The Royal & Ancient Golf Club (the R&A, to those cool cats that prefer a good abbreviation) have needlessly dredged up a premature argument surrounding Rory McIlroy and his participation at the 2016 Olympic Games – represent Great Britain, Ireland or nobody. Newspapers have been all over their supposed proclamation that he must play as part of the Republic of Ireland’s squad and, now that they’ve confirmed it’s not set in stone, we’re no nearer to a decision.

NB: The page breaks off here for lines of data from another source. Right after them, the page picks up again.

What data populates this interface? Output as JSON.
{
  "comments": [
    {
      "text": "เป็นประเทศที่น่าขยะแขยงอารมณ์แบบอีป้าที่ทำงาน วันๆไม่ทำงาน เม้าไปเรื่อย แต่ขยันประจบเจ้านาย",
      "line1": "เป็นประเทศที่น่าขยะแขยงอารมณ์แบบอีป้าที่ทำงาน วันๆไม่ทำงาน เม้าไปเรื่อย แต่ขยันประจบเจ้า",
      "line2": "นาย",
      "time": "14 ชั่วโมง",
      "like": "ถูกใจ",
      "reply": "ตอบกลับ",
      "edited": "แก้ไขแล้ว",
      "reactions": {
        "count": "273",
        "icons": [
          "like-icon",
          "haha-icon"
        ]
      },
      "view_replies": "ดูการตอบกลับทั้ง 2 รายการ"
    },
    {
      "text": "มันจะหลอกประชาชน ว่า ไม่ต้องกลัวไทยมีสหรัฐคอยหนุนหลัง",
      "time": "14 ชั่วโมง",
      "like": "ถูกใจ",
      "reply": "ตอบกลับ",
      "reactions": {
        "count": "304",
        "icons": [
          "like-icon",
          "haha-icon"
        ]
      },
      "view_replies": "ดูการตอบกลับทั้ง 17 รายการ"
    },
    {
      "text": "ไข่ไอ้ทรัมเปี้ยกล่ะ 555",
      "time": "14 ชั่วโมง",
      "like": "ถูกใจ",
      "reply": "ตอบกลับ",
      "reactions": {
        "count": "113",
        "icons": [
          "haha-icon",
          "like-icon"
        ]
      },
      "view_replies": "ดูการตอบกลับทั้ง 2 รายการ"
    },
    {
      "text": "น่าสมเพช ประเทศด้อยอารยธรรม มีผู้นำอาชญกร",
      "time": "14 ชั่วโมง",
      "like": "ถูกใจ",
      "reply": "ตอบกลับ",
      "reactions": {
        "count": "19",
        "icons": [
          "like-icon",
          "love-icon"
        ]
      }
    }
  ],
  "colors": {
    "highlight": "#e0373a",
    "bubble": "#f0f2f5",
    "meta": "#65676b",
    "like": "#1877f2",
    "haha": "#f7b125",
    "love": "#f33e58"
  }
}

Problems stem from the fact that McIlroy has represented Ireland at golf’s World Cup on two occasions. Under some rules that nobody seems to truly understand or care about, the world number 2 may be forced to represent Ireland, taking away the choice he has dreaded. Although he considers himself to be “British” (because he is), being from Northern Ireland gives you a close association with your bordering neighbours, particularly when golfing authorities on the island govern the whole of Ireland.
To avoid having to pick between Team GB and Team ROI – if Ireland aren’t known as that, they should be – Rory has suggested he might just pull out of the Rio Olympics, rendering any discussion over his allegiance moot. Hardly a great start for golf’s governing bodies, who will be keen to use the sport’s stars to spread golf across the world and improve its reputations.
McIlroy also risks worsening the public’s perception of golf’s inclusion in the Olympic programme, akin to debates over tennis. Both enjoy lucrative tours, replete with well-followed “majors” that the athletes almost certainly favour over a potential gold medal. One of the world’s top golfers may be forgiven for using the national debate as a smokescreen, hiding the fact he might just want a rest amidst a schedule littered with The Open, the PGA Championship and a World Golf Championship event.
Do we really need him, though? The 2016 Games are, as the name suggests, three years away and there’s no guarantee McIlroy will still be the big cheese by then. Sure, he’s still young and expert opinion (ie. not my opinion) suggests he’ll only get better and eventually challenge Tiger Woods for the recent title wins record, but he could easily slide down the rankings. He’s already had a torrid start to 2013, missing cuts and displaying a decidedly dodgy attitude to professionalism that is, at best, at odds to the Olympic ideal. There’s plenty of time to get back on track before then, perhaps synchronise with his new clubs, but there’s no guarantee.
When it comes to who else is eligible for Team GB, it’s hard to predict. The qualification criteria, reliant on the IGF world rankings, is likely to involve the world’s top 15 players, irrespective of what country they’d represent. Definite candidates include Justin Rose, Luke Donald and Lee Westwood, currently ranked 4th, 5th and 12th respectively. Their problem is, as has been well documented, their inability to clinch a major. Not since Paul Lawrie won The Open in 1999 has a player from England, Scotland or Wales done it. Such incapability on the biggest stage hardly strikes confidence that they’ll add to the medal count in Rio. It all depends on whether they consider the Olympics to be a major or not…
With McIlroy on the fence, the three Englishmen unable to get the job done and perennial “do it for the team” mean Ian Poulter lying outside of the qualification bracket, we turn to Graeme McDowell, last weekend’s RBC Heritage in atrocious conditions. Returning to the world’s top ten and currently sixth in the European Tour’s “Race to Dubai”, G-Mac seems like a great bet to bring glory to Great Britain and Northern Ireland.
Just one problem. McDowell has also represented Ireland at the World Cup. D’oh!
If he’s been umming and arring over who to play for, it’s not been well-documented. Should the IOC be alright with him playing for Team GB (if he wants to, I’m not forcing him), he could be in with a shot. Or he could fold completely. There are other outside bets; 2013 has already seen wins for the likes of Stephen Gallacher, Chris Wood and Jamie Donaldson in the Far East. David Howell has been pinpointed as a potential winner of this week’s Ballantine’s Championship in South Korea.
There’s so much depth in this country, but it’s not really worth predicting the future. What’s for sure is that the discussions will rumble on way after McIlroy decides who he wants to play for. What’s even more for sure, Chinese amateur Guan Tianlang will have won all four majors by then and be the outright favourite in Brazil. It’s possible…